Women at Work in the Formal Economy
of West(ern) Virginia
BARBARA J. HOWE
Together with the stories of the hundreds of women who are the subjects of other essays in this volume, those of Deborah, the fictional cotton mill picker described by Rebecca Harding Davis, and of Mary C. Key Leech and Elizabeth Key, two successful businesswomen in the clothing trade in western Virginia, enrich our understanding of the roles of white women in the antebellum textile and clothing industries in the Upper South. 1(For the purposes of this essay, the word “industries” also refers to the work of milliners and dressmakers, who made and sold clothing.)
Deborah, a character in Rebecca Harding Davis's “Life in the Iron Mills,” published in 1861, was a picker at a cotton mill who lived a harsh life in Wheeling, the largest city of western Virginia. 2 After standing “twelve hours at the spools,” she was weak and aching by the time she joined the “crowd of halfclothed women … going home from the cotton-mill” about 11:00 p.m. one night. 3 There may not have been a real Deborah, but Davis was one of the nation's earliest fiction writers to base her stories in the reality of nineteenthcentury urban life (and her descriptions conjure up Dickensian images of a wage worker's life in the textile mills).

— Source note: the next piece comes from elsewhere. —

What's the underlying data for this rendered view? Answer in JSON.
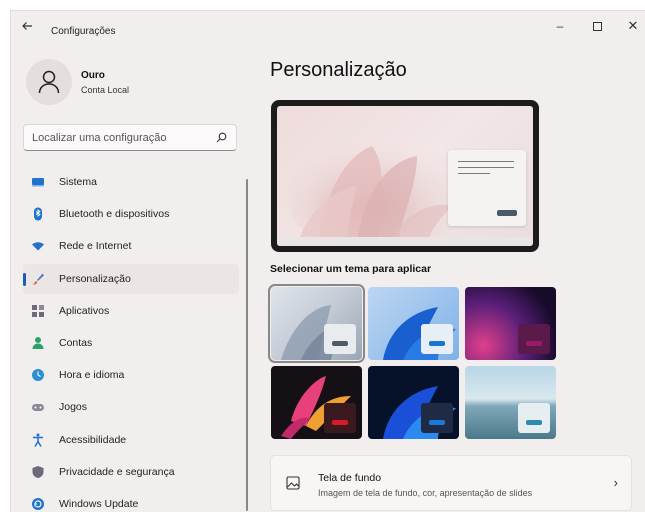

Mary C. Key Leech, on the other hand, left a long record of her life as a businesswoman. Her family was from Baltimore, and she started in the clothing business about 1835. Her husband, John, was a merchant tailor in 1839, and Thomas Hughes apprenticed for him. She inherited half of John's estate in 1844 and took over his business. In 1845, although Thomas Hughes conducted the